What to look for in Summer The most noticeable birds on the loch in June, July and August are Mute Swans. There can be up to 150 birds most of which have come here to moult their feathers. Only a few of the swans will be resident breeding birds because there are only about six pairs that remain throughout the year and breed in the reeds around the edge of the loch. Look out for swans with rings on their legs. If you manage to read the numbers and letters please report to the Ranger Service or WWT Caerlaverock. Several pairs of Great Crested Grebes breed here. Watch out for their dramatic breeding displays in spring and early summer. The Willow Tit has declined in many parts of Britain but here there are still several pairs breeding in the woodland fringes. They make their nests in rotten trees stumps and feed on insects on and within the trees. Take care not to damage any trees.
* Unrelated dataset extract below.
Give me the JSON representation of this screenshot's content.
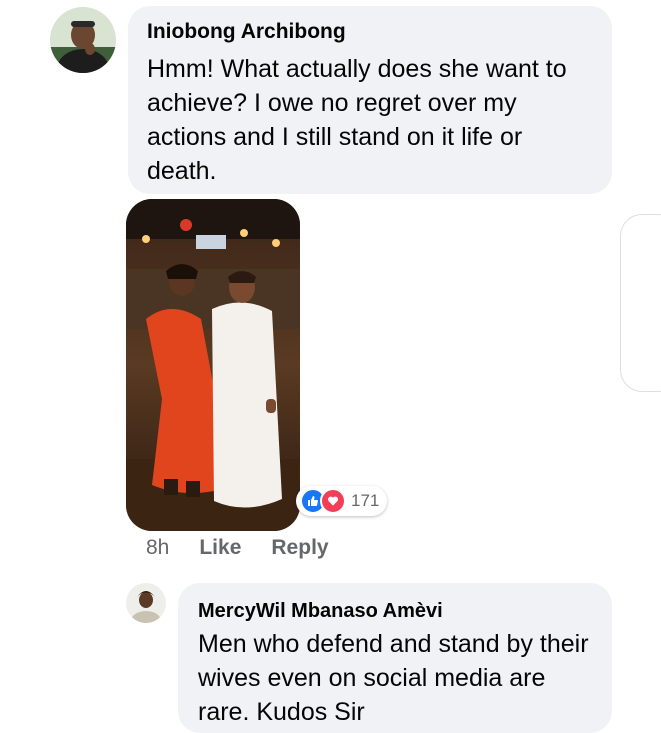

What to look for in Winter Castle Loch is internationally important for the high numbers of Pink-footed Geese that roost on the loch at night, and nationally important for the numbers of Greylag Geese that utilise the loch. The best time to see the geese is at dusk when they fly in from the surrounding fields where they have been feeding, or at first light in the morning when the birds leave the loch. These times of day are also good for watching the large numbers of Rooks, Jackdaws, Starlings and various species of gulls that roost here too – at night, the total numbers of birds on the reserve can exceed 18,000. Look out for the beautiful Goosander, a fish-eating duck that occurs here in nationally important numbers. They can be on the loch at any time of day but mornings and evenings are best. In the middle of the day the loch looks much quieter but there are nearly always Tufted Duck, Mallard, Wigeon, Goldeneye, Coot and Moorhen present. Pochard, Ruddy Duck, Gadwall and Smew all occur less frequently.